If you know me (or have read my research website), you know that I study dinosaur brains. So, a [paper] published just last week about the discovery of a new, fossilized dinosaur brain is perfect for this blog.
The paper describes a natural endocast of an iguanodontian dinosaur. What’s a natural endocast? Good question! A cast is a fossil of an infilled space. An endocast is the specific name to a cast made of the inside of the braincase. A natural endocast is an infilling of the braincase that’s made of sediment.

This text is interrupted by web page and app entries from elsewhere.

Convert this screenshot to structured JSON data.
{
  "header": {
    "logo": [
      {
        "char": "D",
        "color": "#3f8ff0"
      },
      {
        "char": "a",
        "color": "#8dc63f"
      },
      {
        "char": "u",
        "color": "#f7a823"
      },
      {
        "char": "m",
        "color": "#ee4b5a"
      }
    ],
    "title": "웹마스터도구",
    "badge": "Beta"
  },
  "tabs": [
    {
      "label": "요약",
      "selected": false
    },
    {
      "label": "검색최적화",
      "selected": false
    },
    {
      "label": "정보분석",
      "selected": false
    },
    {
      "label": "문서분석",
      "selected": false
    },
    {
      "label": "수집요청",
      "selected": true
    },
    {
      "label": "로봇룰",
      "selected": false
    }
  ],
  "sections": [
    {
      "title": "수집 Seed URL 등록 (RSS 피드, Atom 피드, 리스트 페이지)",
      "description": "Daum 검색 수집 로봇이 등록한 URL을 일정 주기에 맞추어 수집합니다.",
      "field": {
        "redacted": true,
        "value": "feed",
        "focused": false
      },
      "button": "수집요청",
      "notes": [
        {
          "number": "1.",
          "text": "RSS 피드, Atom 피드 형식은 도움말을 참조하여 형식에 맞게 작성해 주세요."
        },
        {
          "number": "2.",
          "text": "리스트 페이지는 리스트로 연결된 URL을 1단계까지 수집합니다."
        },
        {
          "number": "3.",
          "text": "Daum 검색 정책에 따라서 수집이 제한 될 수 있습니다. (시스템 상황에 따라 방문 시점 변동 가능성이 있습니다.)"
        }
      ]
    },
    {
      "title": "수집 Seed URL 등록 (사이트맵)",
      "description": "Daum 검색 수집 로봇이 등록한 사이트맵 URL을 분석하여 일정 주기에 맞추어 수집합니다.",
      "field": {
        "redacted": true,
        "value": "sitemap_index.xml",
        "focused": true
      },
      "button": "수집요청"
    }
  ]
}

Let’s use cupcakes as an example. The cupcake pan has a bunch of spaces in it. You pour the batter into the space. When you bake it, the batter hardens in the shape of the pan (just like when sediment turns into rock) and you end up with a cast of the space. In this case, a cupcake. Or, should I say, an endocake?
We can also make digital endocasts using CT scanning, which is how I do my research. Very rarely, sediment will fill in the braincase and harden and we end up with a fossilized representation of the inside of the braincase. The brain can sometimes fill in the whole braincase, or sometimes only part of it. Understanding how much of the braincase the brain fills is a goal of paleontologists.
Ok, so. This paper describes a natural endocast. The authors used fancy imaging techniques to analyze the fossil. They found something incredible – evidence of tissue layers that normally surround the brain in the fossil. These layers include the dura mater – a tough protective layer around the brain, and a series of blood vessels.
The authors think that when the dinosaur died, its head fell into a swamp. Swampy water can slow decomposition, and allow soft tissue to be preserved. The brain then slowly started to fossilize. The part of the head that was above water decomposed and filled in with sediment. Then the skull broke apart and left the endocast all alone for the authors to find.
However, because the conditions needed to preserve soft tissue are so rare, the paleontology community is a little skeptical about the discovery. Additional analyses are needed to really understand what we’re seeing in this fossil.